Extracted entries —
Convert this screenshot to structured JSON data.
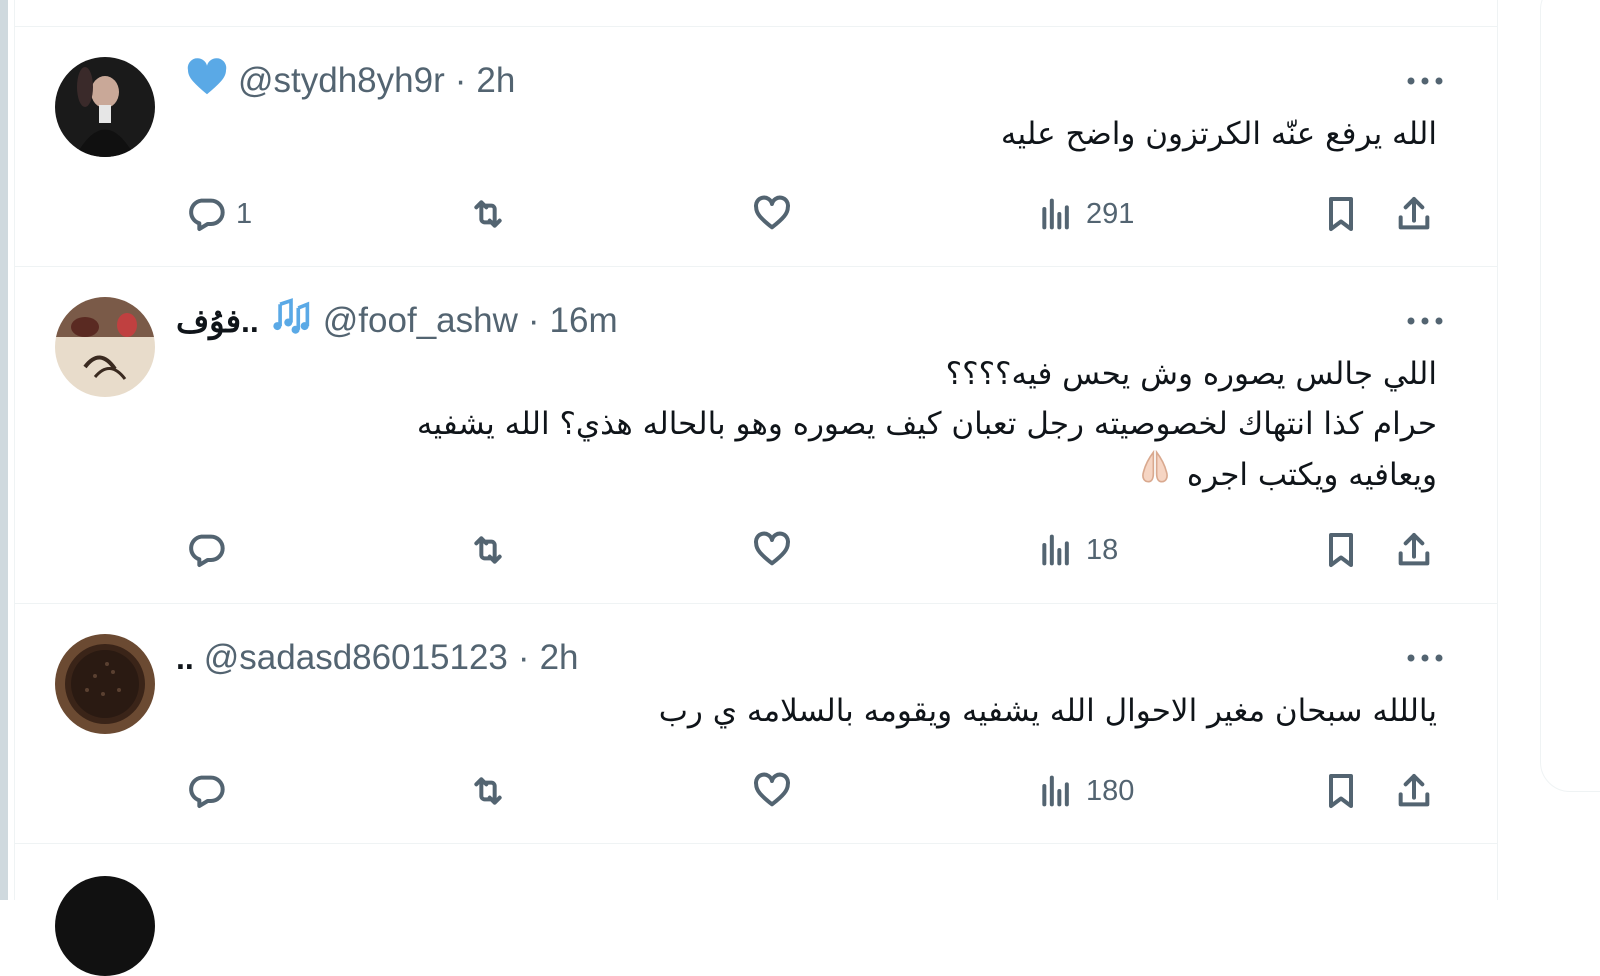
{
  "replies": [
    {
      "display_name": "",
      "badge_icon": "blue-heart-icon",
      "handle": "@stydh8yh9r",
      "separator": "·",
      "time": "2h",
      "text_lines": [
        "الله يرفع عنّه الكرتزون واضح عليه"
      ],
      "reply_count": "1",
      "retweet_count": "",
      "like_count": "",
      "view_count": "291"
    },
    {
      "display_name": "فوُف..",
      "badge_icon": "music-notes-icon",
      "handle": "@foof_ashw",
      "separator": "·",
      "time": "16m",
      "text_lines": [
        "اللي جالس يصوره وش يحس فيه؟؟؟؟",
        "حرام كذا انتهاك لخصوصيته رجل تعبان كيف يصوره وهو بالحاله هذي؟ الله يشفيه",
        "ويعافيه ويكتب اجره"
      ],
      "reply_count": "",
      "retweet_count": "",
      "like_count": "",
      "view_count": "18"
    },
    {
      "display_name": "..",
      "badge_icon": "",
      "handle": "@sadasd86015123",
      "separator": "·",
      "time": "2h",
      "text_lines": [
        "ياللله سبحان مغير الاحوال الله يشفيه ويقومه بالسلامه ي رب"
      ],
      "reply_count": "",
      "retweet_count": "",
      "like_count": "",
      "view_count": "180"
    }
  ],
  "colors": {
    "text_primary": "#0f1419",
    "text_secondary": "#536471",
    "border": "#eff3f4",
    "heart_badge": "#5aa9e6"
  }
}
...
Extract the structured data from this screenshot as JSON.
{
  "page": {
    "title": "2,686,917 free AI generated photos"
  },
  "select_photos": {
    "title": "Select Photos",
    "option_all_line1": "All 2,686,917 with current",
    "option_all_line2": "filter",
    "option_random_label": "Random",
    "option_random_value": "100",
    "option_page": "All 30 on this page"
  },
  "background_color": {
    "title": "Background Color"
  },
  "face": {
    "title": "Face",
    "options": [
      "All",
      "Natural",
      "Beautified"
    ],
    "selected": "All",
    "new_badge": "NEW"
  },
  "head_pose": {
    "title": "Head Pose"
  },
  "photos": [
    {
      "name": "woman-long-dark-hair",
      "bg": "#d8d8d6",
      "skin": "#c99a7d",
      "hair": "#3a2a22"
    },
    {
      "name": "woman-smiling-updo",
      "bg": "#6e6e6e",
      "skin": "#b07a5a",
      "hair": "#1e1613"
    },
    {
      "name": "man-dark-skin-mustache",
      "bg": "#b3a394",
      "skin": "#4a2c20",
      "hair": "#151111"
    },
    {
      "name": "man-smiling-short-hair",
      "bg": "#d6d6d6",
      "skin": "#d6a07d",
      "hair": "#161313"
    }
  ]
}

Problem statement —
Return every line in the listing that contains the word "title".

Solution for this exercise —
    "title": "2,686,917 free AI generated photos"
    "title": "Select Photos",
    "title": "Background Color"
    "title": "Face",
    "title": "Head Pose"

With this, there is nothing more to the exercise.